» **PROBLEM TO WORK ON**:
This exercise calls for an exact copy of the listing below.

» **SOURCE RECORDS**:
== Segment start ==
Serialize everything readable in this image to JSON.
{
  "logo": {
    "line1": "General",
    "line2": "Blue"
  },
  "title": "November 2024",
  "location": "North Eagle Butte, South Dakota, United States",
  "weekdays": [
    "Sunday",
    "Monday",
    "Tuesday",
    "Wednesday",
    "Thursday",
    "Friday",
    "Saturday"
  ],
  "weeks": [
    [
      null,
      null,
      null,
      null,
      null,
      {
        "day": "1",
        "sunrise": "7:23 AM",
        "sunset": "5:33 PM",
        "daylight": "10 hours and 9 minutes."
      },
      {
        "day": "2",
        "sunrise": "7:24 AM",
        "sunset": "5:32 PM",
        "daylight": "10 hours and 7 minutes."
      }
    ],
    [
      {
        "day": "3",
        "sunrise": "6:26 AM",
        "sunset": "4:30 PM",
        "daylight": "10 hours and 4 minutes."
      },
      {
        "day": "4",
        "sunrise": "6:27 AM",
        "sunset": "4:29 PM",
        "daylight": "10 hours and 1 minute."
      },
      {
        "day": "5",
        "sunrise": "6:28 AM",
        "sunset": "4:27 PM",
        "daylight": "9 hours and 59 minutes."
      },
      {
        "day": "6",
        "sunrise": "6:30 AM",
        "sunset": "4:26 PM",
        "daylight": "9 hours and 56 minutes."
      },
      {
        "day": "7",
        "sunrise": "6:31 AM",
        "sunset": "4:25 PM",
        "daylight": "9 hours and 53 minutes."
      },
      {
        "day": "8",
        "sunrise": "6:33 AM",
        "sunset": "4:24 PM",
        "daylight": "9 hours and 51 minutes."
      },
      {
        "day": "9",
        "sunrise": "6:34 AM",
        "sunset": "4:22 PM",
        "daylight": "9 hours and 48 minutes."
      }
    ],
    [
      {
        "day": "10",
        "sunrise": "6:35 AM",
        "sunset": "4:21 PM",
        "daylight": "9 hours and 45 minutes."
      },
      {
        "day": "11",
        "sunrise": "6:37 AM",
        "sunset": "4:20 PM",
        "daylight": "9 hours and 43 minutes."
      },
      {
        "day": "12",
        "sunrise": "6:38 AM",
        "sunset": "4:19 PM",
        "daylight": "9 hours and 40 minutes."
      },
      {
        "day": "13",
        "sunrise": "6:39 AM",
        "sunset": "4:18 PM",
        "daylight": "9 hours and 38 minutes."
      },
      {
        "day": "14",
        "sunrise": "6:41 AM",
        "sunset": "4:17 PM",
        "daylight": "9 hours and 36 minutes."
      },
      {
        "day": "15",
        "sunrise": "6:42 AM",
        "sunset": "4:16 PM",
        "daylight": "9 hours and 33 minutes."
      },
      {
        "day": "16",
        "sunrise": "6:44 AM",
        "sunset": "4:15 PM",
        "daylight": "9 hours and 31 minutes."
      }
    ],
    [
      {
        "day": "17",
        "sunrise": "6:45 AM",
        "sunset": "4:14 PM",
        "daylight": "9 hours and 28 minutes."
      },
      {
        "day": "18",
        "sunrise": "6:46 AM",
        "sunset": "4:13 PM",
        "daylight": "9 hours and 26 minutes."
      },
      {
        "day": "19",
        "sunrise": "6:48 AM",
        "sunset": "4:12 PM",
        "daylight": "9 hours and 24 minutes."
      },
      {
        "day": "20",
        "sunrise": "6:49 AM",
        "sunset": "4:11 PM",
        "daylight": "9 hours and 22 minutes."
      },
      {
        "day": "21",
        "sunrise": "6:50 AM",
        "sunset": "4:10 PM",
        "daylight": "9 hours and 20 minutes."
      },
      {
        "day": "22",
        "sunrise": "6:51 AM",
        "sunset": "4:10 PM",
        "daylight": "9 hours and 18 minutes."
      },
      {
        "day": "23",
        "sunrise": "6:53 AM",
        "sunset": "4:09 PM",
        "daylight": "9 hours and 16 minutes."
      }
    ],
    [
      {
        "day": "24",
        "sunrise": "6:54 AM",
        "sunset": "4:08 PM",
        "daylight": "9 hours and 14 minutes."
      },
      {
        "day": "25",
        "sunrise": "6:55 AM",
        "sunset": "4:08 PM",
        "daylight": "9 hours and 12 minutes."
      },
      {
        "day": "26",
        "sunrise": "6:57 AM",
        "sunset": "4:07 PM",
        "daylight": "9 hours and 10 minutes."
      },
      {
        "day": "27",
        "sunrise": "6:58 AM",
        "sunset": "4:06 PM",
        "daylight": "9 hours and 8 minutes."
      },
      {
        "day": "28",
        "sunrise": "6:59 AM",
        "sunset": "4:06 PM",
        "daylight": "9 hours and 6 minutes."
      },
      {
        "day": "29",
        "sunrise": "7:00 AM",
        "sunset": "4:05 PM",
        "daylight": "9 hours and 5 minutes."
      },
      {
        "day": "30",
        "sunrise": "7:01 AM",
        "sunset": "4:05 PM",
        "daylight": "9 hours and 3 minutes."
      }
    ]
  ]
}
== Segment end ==
» **OUTPUT FOR THIS TASK**:
Serialize everything readable in this image to JSON.
{
  "logo": {
    "line1": "General",
    "line2": "Blue"
  },
  "title": "November 2024",
  "location": "North Eagle Butte, South Dakota, United States",
  "weekdays": [
    "Sunday",
    "Monday",
    "Tuesday",
    "Wednesday",
    "Thursday",
    "Friday",
    "Saturday"
  ],
  "weeks": [
    [
      null,
      null,
      null,
      null,
      null,
      {
        "day": "1",
        "sunrise": "7:23 AM",
        "sunset": "5:33 PM",
        "daylight": "10 hours and 9 minutes."
      },
      {
        "day": "2",
        "sunrise": "7:24 AM",
        "sunset": "5:32 PM",
        "daylight": "10 hours and 7 minutes."
      }
    ],
    [
      {
        "day": "3",
        "sunrise": "6:26 AM",
        "sunset": "4:30 PM",
        "daylight": "10 hours and 4 minutes."
      },
      {
        "day": "4",
        "sunrise": "6:27 AM",
        "sunset": "4:29 PM",
        "daylight": "10 hours and 1 minute."
      },
      {
        "day": "5",
        "sunrise": "6:28 AM",
        "sunset": "4:27 PM",
        "daylight": "9 hours and 59 minutes."
      },
      {
        "day": "6",
        "sunrise": "6:30 AM",
        "sunset": "4:26 PM",
        "daylight": "9 hours and 56 minutes."
      },
      {
        "day": "7",
        "sunrise": "6:31 AM",
        "sunset": "4:25 PM",
        "daylight": "9 hours and 53 minutes."
      },
      {
        "day": "8",
        "sunrise": "6:33 AM",
        "sunset": "4:24 PM",
        "daylight": "9 hours and 51 minutes."
      },
      {
        "day": "9",
        "sunrise": "6:34 AM",
        "sunset": "4:22 PM",
        "daylight": "9 hours and 48 minutes."
      }
    ],
    [
      {
        "day": "10",
        "sunrise": "6:35 AM",
        "sunset": "4:21 PM",
        "daylight": "9 hours and 45 minutes."
      },
      {
        "day": "11",
        "sunrise": "6:37 AM",
        "sunset": "4:20 PM",
        "daylight": "9 hours and 43 minutes."
      },
      {
        "day": "12",
        "sunrise": "6:38 AM",
        "sunset": "4:19 PM",
        "daylight": "9 hours and 40 minutes."
      },
      {
        "day": "13",
        "sunrise": "6:39 AM",
        "sunset": "4:18 PM",
        "daylight": "9 hours and 38 minutes."
      },
      {
        "day": "14",
        "sunrise": "6:41 AM",
        "sunset": "4:17 PM",
        "daylight": "9 hours and 36 minutes."
      },
      {
        "day": "15",
        "sunrise": "6:42 AM",
        "sunset": "4:16 PM",
        "daylight": "9 hours and 33 minutes."
      },
      {
        "day": "16",
        "sunrise": "6:44 AM",
        "sunset": "4:15 PM",
        "daylight": "9 hours and 31 minutes."
      }
    ],
    [
      {
        "day": "17",
        "sunrise": "6:45 AM",
        "sunset": "4:14 PM",
        "daylight": "9 hours and 28 minutes."
      },
      {
        "day": "18",
        "sunrise": "6:46 AM",
        "sunset": "4:13 PM",
        "daylight": "9 hours and 26 minutes."
      },
      {
        "day": "19",
        "sunrise": "6:48 AM",
        "sunset": "4:12 PM",
        "daylight": "9 hours and 24 minutes."
      },
      {
        "day": "20",
        "sunrise": "6:49 AM",
        "sunset": "4:11 PM",
        "daylight": "9 hours and 22 minutes."
      },
      {
        "day": "21",
        "sunrise": "6:50 AM",
        "sunset": "4:10 PM",
        "daylight": "9 hours and 20 minutes."
      },
      {
        "day": "22",
        "sunrise": "6:51 AM",
        "sunset": "4:10 PM",
        "daylight": "9 hours and 18 minutes."
      },
      {
        "day": "23",
        "sunrise": "6:53 AM",
        "sunset": "4:09 PM",
        "daylight": "9 hours and 16 minutes."
      }
    ],
    [
      {
        "day": "24",
        "sunrise": "6:54 AM",
        "sunset": "4:08 PM",
        "daylight": "9 hours and 14 minutes."
      },
      {
        "day": "25",
        "sunrise": "6:55 AM",
        "sunset": "4:08 PM",
        "daylight": "9 hours and 12 minutes."
      },
      {
        "day": "26",
        "sunrise": "6:57 AM",
        "sunset": "4:07 PM",
        "daylight": "9 hours and 10 minutes."
      },
      {
        "day": "27",
        "sunrise": "6:58 AM",
        "sunset": "4:06 PM",
        "daylight": "9 hours and 8 minutes."
      },
      {
        "day": "28",
        "sunrise": "6:59 AM",
        "sunset": "4:06 PM",
        "daylight": "9 hours and 6 minutes."
      },
      {
        "day": "29",
        "sunrise": "7:00 AM",
        "sunset": "4:05 PM",
        "daylight": "9 hours and 5 minutes."
      },
      {
        "day": "30",
        "sunrise": "7:01 AM",
        "sunset": "4:05 PM",
        "daylight": "9 hours and 3 minutes."
      }
    ]
  ]
}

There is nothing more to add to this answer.